In newspaper exposé Riis described overcrowded, unsanitary tenements with insufficient light and air, often the properties of absentee owners who neglected repairs and necessary improvements. …
“Why,” he asked, “should a man have a better right to kill his neighbor with a house than with an ax in the street?” “The remedy,” he concluded “must proceed from the public conscience.”
How The Other Half Lives, Riis’ first book, was published in 1890. This visceral account traced the daily struggles he witnessed in the Italian tenements, the Jewish quarters and the bohemian ghetto. …
Theodore Roosevelt had read How The Other Half Lives while he was Civil Service Commissioner, calling it both an enlightenment and an inspiration, he was convinced the book would “go a long way to removing the ignorance of comfortable New Yorkers about the hardships confronting their less fortunate neighbors.” Furthermore, he was hopeful that Riis’ disclosures would engender a new spirit of reform. Roosevelt found the tone of the book particularly admirable, lauding the manner in which Riis revealed social ills without stridency, never descending into hysterical negativity or sentimental excess.
When intrigued by the work of a writer or journalist Roosevelt often endeavored to establish a personal connection. He called on Riis at the Evening Sun, finding him out of the office, Roosevelt left a card with a succinct message that he had read the book and had “come to help.” …

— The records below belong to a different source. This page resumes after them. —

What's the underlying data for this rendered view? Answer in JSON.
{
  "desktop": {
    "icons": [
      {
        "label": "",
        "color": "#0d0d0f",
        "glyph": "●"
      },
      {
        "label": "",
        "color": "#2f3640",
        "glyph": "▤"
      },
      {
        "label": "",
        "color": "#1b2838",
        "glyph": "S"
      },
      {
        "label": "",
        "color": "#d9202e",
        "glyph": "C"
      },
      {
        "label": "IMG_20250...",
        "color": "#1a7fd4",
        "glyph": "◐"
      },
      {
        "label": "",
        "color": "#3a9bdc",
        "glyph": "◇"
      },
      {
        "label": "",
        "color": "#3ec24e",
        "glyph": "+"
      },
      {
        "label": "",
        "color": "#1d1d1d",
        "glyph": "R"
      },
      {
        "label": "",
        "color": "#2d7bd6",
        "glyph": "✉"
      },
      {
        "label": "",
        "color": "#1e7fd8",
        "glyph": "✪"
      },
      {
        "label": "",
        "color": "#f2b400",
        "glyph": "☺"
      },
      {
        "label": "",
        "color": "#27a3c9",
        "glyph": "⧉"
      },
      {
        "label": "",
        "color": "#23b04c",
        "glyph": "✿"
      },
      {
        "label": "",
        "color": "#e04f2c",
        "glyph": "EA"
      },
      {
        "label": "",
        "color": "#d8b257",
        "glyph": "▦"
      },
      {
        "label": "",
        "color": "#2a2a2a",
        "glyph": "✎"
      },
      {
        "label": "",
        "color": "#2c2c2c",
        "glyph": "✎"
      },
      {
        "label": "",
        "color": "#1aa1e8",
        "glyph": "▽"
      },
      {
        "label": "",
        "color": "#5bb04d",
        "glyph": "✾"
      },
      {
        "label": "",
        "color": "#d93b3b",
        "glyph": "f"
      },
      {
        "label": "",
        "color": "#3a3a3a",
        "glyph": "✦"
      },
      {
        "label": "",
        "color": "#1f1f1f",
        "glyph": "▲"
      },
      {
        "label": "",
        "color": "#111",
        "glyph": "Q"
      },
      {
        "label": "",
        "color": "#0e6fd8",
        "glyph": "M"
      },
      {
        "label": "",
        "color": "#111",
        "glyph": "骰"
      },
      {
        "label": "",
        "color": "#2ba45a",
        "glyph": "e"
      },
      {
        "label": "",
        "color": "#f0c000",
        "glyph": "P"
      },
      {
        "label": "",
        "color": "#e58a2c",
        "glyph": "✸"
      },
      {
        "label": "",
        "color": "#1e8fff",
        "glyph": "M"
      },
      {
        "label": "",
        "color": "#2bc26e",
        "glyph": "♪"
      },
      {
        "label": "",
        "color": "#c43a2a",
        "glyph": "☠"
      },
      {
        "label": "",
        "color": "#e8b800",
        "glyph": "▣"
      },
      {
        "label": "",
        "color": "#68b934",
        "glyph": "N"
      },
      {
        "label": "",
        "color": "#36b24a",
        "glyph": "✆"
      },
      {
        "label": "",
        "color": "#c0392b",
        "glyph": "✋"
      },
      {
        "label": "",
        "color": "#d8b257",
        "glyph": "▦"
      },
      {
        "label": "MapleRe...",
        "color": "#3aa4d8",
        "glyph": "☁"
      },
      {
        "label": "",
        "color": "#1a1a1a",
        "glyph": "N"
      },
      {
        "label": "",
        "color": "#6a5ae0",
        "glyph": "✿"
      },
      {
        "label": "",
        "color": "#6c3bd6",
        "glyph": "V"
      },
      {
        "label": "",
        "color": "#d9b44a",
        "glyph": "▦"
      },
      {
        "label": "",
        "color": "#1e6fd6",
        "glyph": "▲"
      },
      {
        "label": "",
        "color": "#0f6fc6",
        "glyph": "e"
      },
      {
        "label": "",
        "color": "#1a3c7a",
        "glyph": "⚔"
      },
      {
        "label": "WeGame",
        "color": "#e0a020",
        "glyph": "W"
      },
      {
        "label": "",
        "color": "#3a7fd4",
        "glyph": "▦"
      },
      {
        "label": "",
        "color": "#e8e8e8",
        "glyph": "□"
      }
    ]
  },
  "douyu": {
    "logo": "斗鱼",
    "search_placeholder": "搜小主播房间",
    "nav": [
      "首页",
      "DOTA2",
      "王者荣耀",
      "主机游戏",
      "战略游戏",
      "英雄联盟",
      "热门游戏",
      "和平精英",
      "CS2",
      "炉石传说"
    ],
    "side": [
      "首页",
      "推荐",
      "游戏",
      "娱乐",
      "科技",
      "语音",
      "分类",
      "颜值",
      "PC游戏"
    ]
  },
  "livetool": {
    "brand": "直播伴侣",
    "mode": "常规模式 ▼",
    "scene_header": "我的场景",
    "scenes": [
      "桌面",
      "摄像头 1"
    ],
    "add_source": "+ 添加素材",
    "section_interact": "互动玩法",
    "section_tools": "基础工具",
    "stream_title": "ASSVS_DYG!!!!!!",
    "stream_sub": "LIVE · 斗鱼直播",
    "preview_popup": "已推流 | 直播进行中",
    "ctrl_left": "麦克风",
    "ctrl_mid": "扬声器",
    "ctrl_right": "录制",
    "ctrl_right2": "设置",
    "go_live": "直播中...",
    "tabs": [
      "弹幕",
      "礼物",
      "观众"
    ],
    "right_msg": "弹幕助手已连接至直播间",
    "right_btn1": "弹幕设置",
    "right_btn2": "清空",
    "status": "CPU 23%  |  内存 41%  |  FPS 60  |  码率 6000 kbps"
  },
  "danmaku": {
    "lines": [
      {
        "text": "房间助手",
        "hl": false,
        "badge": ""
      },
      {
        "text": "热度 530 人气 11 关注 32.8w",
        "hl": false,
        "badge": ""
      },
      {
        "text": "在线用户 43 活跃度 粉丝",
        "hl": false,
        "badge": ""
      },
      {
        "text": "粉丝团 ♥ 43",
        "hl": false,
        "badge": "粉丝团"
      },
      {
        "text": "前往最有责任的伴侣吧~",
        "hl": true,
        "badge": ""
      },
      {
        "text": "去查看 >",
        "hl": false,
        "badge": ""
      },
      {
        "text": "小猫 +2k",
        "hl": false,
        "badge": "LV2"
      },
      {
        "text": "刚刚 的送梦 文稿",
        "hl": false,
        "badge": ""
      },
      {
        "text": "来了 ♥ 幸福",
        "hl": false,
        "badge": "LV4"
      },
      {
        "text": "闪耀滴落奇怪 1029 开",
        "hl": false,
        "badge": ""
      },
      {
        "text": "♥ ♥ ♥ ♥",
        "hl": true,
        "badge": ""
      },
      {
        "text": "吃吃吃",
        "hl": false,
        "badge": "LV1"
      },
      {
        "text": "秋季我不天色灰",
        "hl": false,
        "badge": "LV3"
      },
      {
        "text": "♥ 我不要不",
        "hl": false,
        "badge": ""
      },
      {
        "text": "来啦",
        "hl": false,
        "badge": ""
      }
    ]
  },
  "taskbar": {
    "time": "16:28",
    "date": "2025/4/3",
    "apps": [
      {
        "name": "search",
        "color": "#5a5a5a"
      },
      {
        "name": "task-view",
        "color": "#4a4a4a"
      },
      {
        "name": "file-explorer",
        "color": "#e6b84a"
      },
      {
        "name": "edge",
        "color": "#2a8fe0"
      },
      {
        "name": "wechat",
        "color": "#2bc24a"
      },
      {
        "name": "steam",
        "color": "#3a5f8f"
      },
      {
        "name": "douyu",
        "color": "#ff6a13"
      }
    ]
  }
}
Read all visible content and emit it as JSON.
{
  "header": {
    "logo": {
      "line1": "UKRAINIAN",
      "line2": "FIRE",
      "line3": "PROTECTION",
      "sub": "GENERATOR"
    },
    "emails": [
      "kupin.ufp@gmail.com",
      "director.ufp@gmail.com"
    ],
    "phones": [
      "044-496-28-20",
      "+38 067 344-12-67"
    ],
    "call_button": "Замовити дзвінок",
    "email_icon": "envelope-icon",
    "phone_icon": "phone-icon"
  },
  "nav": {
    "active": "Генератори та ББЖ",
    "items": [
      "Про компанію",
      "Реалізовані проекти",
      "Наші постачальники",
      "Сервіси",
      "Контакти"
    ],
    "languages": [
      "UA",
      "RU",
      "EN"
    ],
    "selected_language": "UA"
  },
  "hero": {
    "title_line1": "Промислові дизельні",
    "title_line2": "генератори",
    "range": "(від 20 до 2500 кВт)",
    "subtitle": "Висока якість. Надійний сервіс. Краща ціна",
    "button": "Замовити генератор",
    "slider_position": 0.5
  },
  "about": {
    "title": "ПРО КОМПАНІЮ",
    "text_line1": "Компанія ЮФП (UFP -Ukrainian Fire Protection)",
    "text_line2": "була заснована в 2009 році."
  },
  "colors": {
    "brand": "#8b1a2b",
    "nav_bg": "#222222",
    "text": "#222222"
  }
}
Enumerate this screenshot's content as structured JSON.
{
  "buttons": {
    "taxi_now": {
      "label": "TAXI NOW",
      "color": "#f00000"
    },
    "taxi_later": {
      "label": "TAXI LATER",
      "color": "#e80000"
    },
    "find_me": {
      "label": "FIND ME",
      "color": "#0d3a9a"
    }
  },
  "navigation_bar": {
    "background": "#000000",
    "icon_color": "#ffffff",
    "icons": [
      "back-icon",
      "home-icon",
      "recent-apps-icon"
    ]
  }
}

“He had the most flaming intensity of passion for righteousness,” Roosevelt recalled. “Never a mere preacher he was among the few whose convictions proved a touchstone for action.” In Riis, Roosevelt found a man who looked at life and its problems from substantially the same standpoint as he did: a moderate reformer seeking to rectify social ills through moral conviction and suasion.
In the course of thinking about President Kennedy’s assassination fifty years ago last evening I read the speech Kennedy was scheduled to deliver on the afternoon of November 22, 1963 in Dallas. Much of the speech is related to the Cold War. But I was startled to read a portion of the speech that could have been delivered today.
The proper role of government in our society is a political issue that has been with us for a long time.
“But today other voices are heard in the land — voices preaching doctrines wholly unrelated to reality, wholly unsuited to the sixties, doctrines which apparently assume that words will suffice without weapons, that vituperation is as good as victory and that peace is a sign of weakness. At a time when the national debt is steadily being reduced in terms of its burden on our economy, they [view] that debt as the single greatest threat to our security. At a time when we are steadily reducing the number of Federal employees serving every thousand citizens, they fear those supposed hordes of civil servants far more than the actual hordes of opposing armies.”
“We cannot expect that everyone, to use the phrase of a decade ago, will “talk sense to the American people.” But we can hope that fewer people will listen to nonsense. And the notion that this Nation is headed for defeat through deficit, or that strength is but a matter of slogans, is nothing but just plain nonsense.”
– text from President John F. Kennedy’s undelivered speech in Dallas, TX, November 22, 1963